=== TASK STATEMENT ===
Output every record word for word, minus the pictures.

=== DATA PROVIDED ===
....

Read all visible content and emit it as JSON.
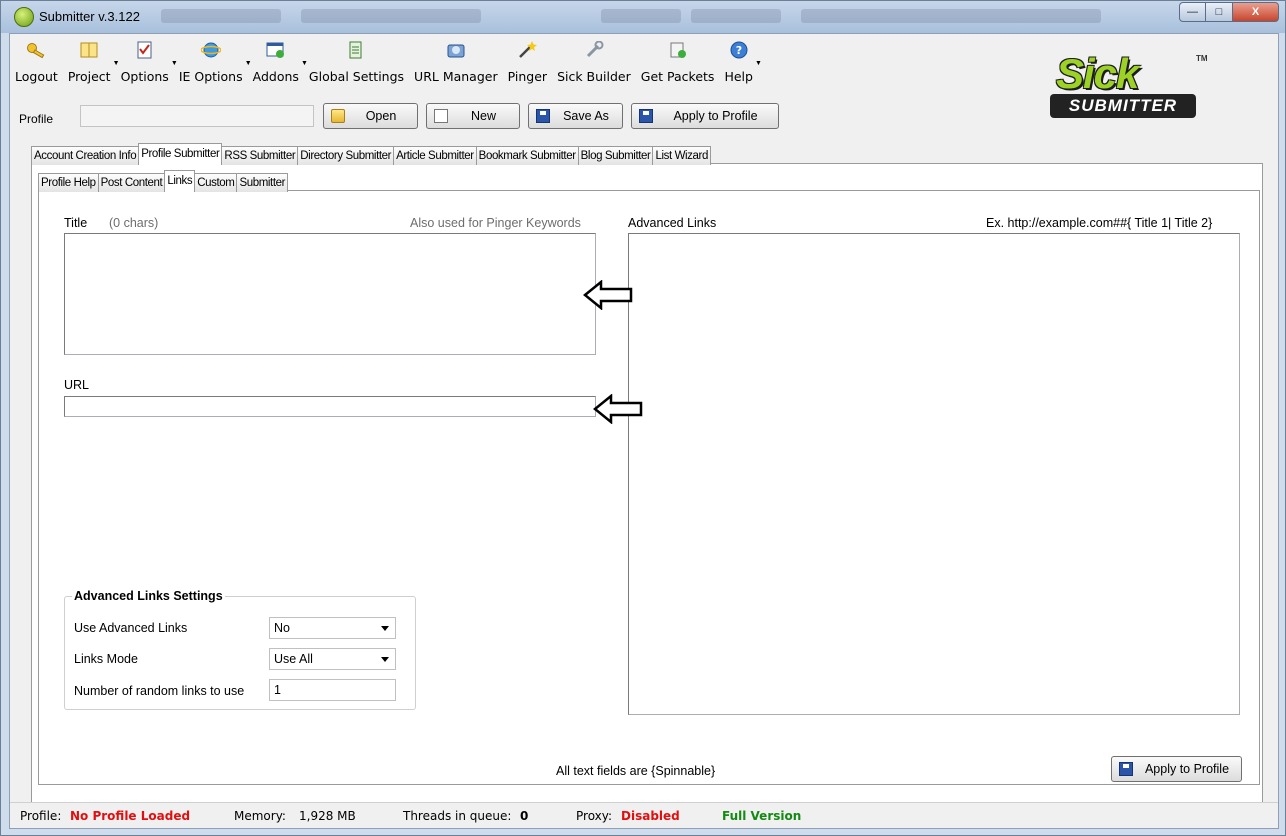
{
  "window": {
    "title": "Submitter v.3.122",
    "controls": {
      "minimize": "—",
      "maximize": "□",
      "close": "X"
    }
  },
  "toolbar": {
    "items": [
      {
        "label": "Logout",
        "icon": "key-icon",
        "dropdown": false
      },
      {
        "label": "Project",
        "icon": "book-icon",
        "dropdown": true
      },
      {
        "label": "Options",
        "icon": "checklist-icon",
        "dropdown": true
      },
      {
        "label": "IE Options",
        "icon": "ie-icon",
        "dropdown": true
      },
      {
        "label": "Addons",
        "icon": "window-add-icon",
        "dropdown": true
      },
      {
        "label": "Global Settings",
        "icon": "settings-doc-icon",
        "dropdown": false
      },
      {
        "label": "URL Manager",
        "icon": "url-manager-icon",
        "dropdown": false
      },
      {
        "label": "Pinger",
        "icon": "wand-icon",
        "dropdown": false
      },
      {
        "label": "Sick Builder",
        "icon": "wrench-icon",
        "dropdown": false
      },
      {
        "label": "Get Packets",
        "icon": "packets-icon",
        "dropdown": false
      },
      {
        "label": "Help",
        "icon": "help-icon",
        "dropdown": true
      }
    ]
  },
  "logo": {
    "top": "Sick",
    "bottom": "SUBMITTER",
    "tm": "TM"
  },
  "profile": {
    "label": "Profile",
    "value": "",
    "buttons": {
      "open": "Open",
      "new": "New",
      "save_as": "Save As",
      "apply": "Apply to Profile"
    }
  },
  "main_tabs": [
    {
      "label": "Account Creation Info",
      "active": false
    },
    {
      "label": "Profile Submitter",
      "active": true
    },
    {
      "label": "RSS Submitter",
      "active": false
    },
    {
      "label": "Directory Submitter",
      "active": false
    },
    {
      "label": "Article Submitter",
      "active": false
    },
    {
      "label": "Bookmark Submitter",
      "active": false
    },
    {
      "label": "Blog Submitter",
      "active": false
    },
    {
      "label": "List Wizard",
      "active": false
    }
  ],
  "sub_tabs": [
    {
      "label": "Profile Help",
      "active": false
    },
    {
      "label": "Post Content",
      "active": false
    },
    {
      "label": "Links",
      "active": true
    },
    {
      "label": "Custom",
      "active": false
    },
    {
      "label": "Submitter",
      "active": false
    }
  ],
  "links": {
    "title_label": "Title",
    "title_count": "(0 chars)",
    "title_hint": "Also used for Pinger Keywords",
    "title_value": "",
    "url_label": "URL",
    "url_value": "",
    "advanced_label": "Advanced Links",
    "advanced_example": "Ex. http://example.com##{ Title 1| Title 2}",
    "advanced_value": ""
  },
  "settings": {
    "title": "Advanced Links Settings",
    "use_advanced_label": "Use Advanced Links",
    "use_advanced_value": "No",
    "links_mode_label": "Links Mode",
    "links_mode_value": "Use All",
    "random_label": "Number of random links to use",
    "random_value": "1"
  },
  "footer": {
    "note": "All text fields are {Spinnable}",
    "apply": "Apply to Profile"
  },
  "status": {
    "profile_label": "Profile:",
    "profile_value": "No Profile Loaded",
    "memory_label": "Memory:",
    "memory_value": "1,928 MB",
    "threads_label": "Threads in queue:",
    "threads_value": "0",
    "proxy_label": "Proxy:",
    "proxy_value": "Disabled",
    "version": "Full Version"
  },
  "colors": {
    "accent_green": "#9cd126",
    "status_red": "#e01010",
    "status_green": "#138a13"
  }
}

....

=== RESPONSE TO THE EXERCISE ===
Read all visible content and emit it as JSON.
{
  "window": {
    "title": "Submitter v.3.122",
    "controls": {
      "minimize": "—",
      "maximize": "□",
      "close": "X"
    }
  },
  "toolbar": {
    "items": [
      {
        "label": "Logout",
        "icon": "key-icon",
        "dropdown": false
      },
      {
        "label": "Project",
        "icon": "book-icon",
        "dropdown": true
      },
      {
        "label": "Options",
        "icon": "checklist-icon",
        "dropdown": true
      },
      {
        "label": "IE Options",
        "icon": "ie-icon",
        "dropdown": true
      },
      {
        "label": "Addons",
        "icon": "window-add-icon",
        "dropdown": true
      },
      {
        "label": "Global Settings",
        "icon": "settings-doc-icon",
        "dropdown": false
      },
      {
        "label": "URL Manager",
        "icon": "url-manager-icon",
        "dropdown": false
      },
      {
        "label": "Pinger",
        "icon": "wand-icon",
        "dropdown": false
      },
      {
        "label": "Sick Builder",
        "icon": "wrench-icon",
        "dropdown": false
      },
      {
        "label": "Get Packets",
        "icon": "packets-icon",
        "dropdown": false
      },
      {
        "label": "Help",
        "icon": "help-icon",
        "dropdown": true
      }
    ]
  },
  "logo": {
    "top": "Sick",
    "bottom": "SUBMITTER",
    "tm": "TM"
  },
  "profile": {
    "label": "Profile",
    "value": "",
    "buttons": {
      "open": "Open",
      "new": "New",
      "save_as": "Save As",
      "apply": "Apply to Profile"
    }
  },
  "main_tabs": [
    {
      "label": "Account Creation Info",
      "active": false
    },
    {
      "label": "Profile Submitter",
      "active": true
    },
    {
      "label": "RSS Submitter",
      "active": false
    },
    {
      "label": "Directory Submitter",
      "active": false
    },
    {
      "label": "Article Submitter",
      "active": false
    },
    {
      "label": "Bookmark Submitter",
      "active": false
    },
    {
      "label": "Blog Submitter",
      "active": false
    },
    {
      "label": "List Wizard",
      "active": false
    }
  ],
  "sub_tabs": [
    {
      "label": "Profile Help",
      "active": false
    },
    {
      "label": "Post Content",
      "active": false
    },
    {
      "label": "Links",
      "active": true
    },
    {
      "label": "Custom",
      "active": false
    },
    {
      "label": "Submitter",
      "active": false
    }
  ],
  "links": {
    "title_label": "Title",
    "title_count": "(0 chars)",
    "title_hint": "Also used for Pinger Keywords",
    "title_value": "",
    "url_label": "URL",
    "url_value": "",
    "advanced_label": "Advanced Links",
    "advanced_example": "Ex. http://example.com##{ Title 1| Title 2}",
    "advanced_value": ""
  },
  "settings": {
    "title": "Advanced Links Settings",
    "use_advanced_label": "Use Advanced Links",
    "use_advanced_value": "No",
    "links_mode_label": "Links Mode",
    "links_mode_value": "Use All",
    "random_label": "Number of random links to use",
    "random_value": "1"
  },
  "footer": {
    "note": "All text fields are {Spinnable}",
    "apply": "Apply to Profile"
  },
  "status": {
    "profile_label": "Profile:",
    "profile_value": "No Profile Loaded",
    "memory_label": "Memory:",
    "memory_value": "1,928 MB",
    "threads_label": "Threads in queue:",
    "threads_value": "0",
    "proxy_label": "Proxy:",
    "proxy_value": "Disabled",
    "version": "Full Version"
  },
  "colors": {
    "accent_green": "#9cd126",
    "status_red": "#e01010",
    "status_green": "#138a13"
  }
}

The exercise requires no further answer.